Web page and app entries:
┌──

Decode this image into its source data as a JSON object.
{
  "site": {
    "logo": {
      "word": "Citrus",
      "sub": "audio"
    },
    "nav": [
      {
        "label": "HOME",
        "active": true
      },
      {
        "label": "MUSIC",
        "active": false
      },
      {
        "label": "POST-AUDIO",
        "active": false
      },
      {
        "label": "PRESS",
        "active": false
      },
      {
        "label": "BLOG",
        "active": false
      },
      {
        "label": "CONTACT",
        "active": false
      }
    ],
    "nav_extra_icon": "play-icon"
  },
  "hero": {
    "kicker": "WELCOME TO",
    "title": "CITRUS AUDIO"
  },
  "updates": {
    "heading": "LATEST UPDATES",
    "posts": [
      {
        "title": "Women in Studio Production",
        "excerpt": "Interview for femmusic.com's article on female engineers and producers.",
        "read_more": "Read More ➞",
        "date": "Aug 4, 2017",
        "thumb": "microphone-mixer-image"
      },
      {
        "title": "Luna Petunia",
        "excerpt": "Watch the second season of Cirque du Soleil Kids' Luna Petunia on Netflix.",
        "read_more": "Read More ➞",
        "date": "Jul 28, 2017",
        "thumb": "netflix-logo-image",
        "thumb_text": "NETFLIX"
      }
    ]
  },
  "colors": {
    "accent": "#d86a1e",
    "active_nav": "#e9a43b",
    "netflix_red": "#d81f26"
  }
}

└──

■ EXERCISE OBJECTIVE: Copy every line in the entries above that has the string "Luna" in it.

■ SOLUTION TO THE PROBLEM:
        "title": "Luna Petunia",
        "excerpt": "Watch the second season of Cirque du Soleil Kids' Luna Petunia on Netflix.",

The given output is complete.